Add it all up and Germany is en route to become the first country with HVDC lines playing a critical role at the core of their power grid. It is arguably the first real challenge to AC’s century-plus reign as the top dog in power transmission since DC-advocate Thomas Edison lost the War of Currents. Tesla and Westinghouse may just be rolling over.

This post was created for Energywise, IEEE Spectrum’s blog on green power, cars and climate

Germany Jumpstarts the Supergrid


Power Core: Spectrum’s infographic take on Germany’s HVDC transmission plans

New developments in high-voltage DC electronics could herald an epic shift in energy delivery

By Peter Fairley

Stuttgart is one of the last places you’d expect to find in a power pinch. This south German city’s massive automotive plants run 24-7 without a hiccup, efficiency measures have held industrial power consumption flat, and solar panels flash from atop its major buildings. But now all that is at risk. The country’s accelerated shift from nuclear power and fossil fuels to renewable resources, such as wind and solar, has exposed a huge gap in its transmission capacity. If they are to survive, Stuttgart’s factories—and power consumers across southern Germany—will need to import a lot more power from the north, and Germany’s grid is already at capacity.

To fill the gap, Germany is considering an aggressive plan that would push high-voltage direct current, or HVDC, from its conventional position on the periphery of AC grids to a central role. The primary reason is simple: For the first time, HVDC seems cheaper than patching up the AC grid. But Germany’s transmission planners also have another motivation: They want to provide as much performance and reliability as they can to an AC grid that’s already strained by excess wind power. For that, they’re considering implementing power electronics that are capable of doing something that’s never before been done on a commercial line: stop DC current in milliseconds flat.

Germany’s plan could mark the beginning of something much bigger: a “supergrid” of inter connected DC lines capable of transporting electricity on a continental scale, ferrying energy from North Sea turbines, dams in Scandinavia, or Mediterranean solar farms to wherever demand is greatest at that moment…

Published in the May issue of IEEE Spectrum. Read the story at Spectrum.com.

Supergrid Technology Beats Expectations

HVDC breaker Source AlstomAn industrial research consortium that is a who’s-who of the European power industry says development of technologies to produce high-voltage DC (HVDC) supergrids accelerated in 2012 — “surpassing expectations.” The assessment comes in the supergrids technology roadmap updated earlier this month by Friends of the Supergrid, whose members include power equipment suppliers such as Siemens, ABB and Alstom, as well as transmission system operators and renewable energy developers.

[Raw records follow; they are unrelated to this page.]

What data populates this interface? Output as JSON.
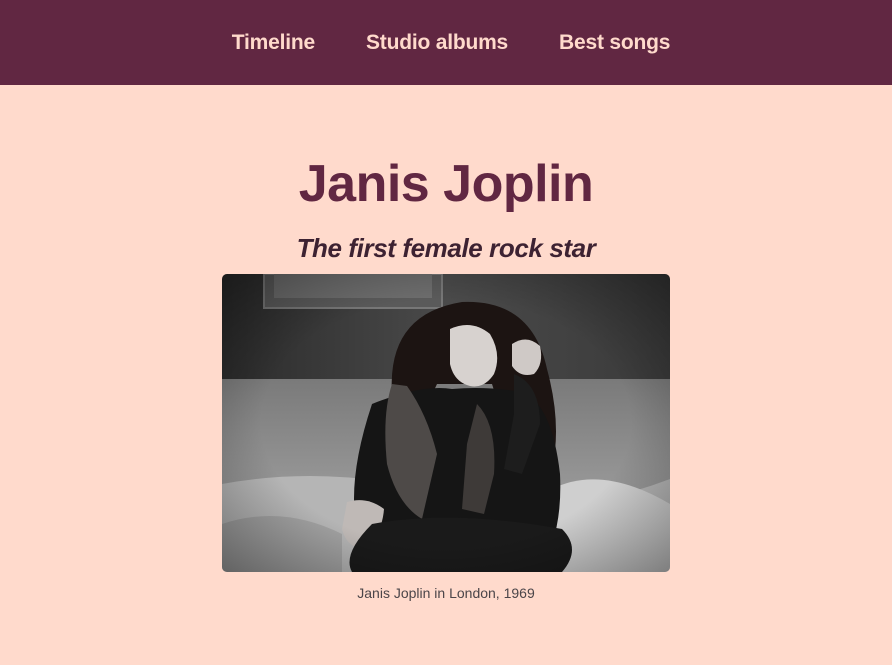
{
  "nav": {
    "items": [
      {
        "label": "Timeline"
      },
      {
        "label": "Studio albums"
      },
      {
        "label": "Best songs"
      }
    ]
  },
  "header": {
    "title": "Janis Joplin",
    "subtitle": "The first female rock star"
  },
  "figure": {
    "caption": "Janis Joplin in London, 1969"
  },
  "colors": {
    "nav_background": "#612742",
    "page_background": "#ffdacc",
    "title": "#612742"
  }
}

Summarizing the conclusions of an expert group within the International Council on Large Electric Systems — better known as CIGRE, its French acroynm — the Friends of the Supergrid says there is now no doubt as to the feasibility of HVDC networks ferrying renewable energy resources from wherever they are in surplus to wherever they are needed: “CIGRE Working Group B4–52 considered this question, specifically whether it was technically and economically feasible to build a DC Grid, and the answer was yes.” Continue reading

AC/DC 101

Much of your editor’s reporting in 2012 focused on the re-emergence of direct current or DC power — through pieces in IEEE Spectrum, Technology Review, and Power & Energy Magazine — and there is more in the works. Some of you, however, may still be wondering what DC power is and how it differs from the alternating current or AC power flowing from most electrical sockets. So here are some answers.

The questions were posed by Andrew Huang, a 9th grader at High Technology High School in Lincroft, NJ, who recently interviewed me for a history project on Nikola Tesla and Thomas Edison’s late-19th Century War of Currents. (Check out The Oatmeal’s Why Nikola Tesla was the greatest geek who ever lived for a rather tilted yet entertaining take on a key combattant in this epic tech tussle.)

What are some differences between the physics of AC and DC? Continue reading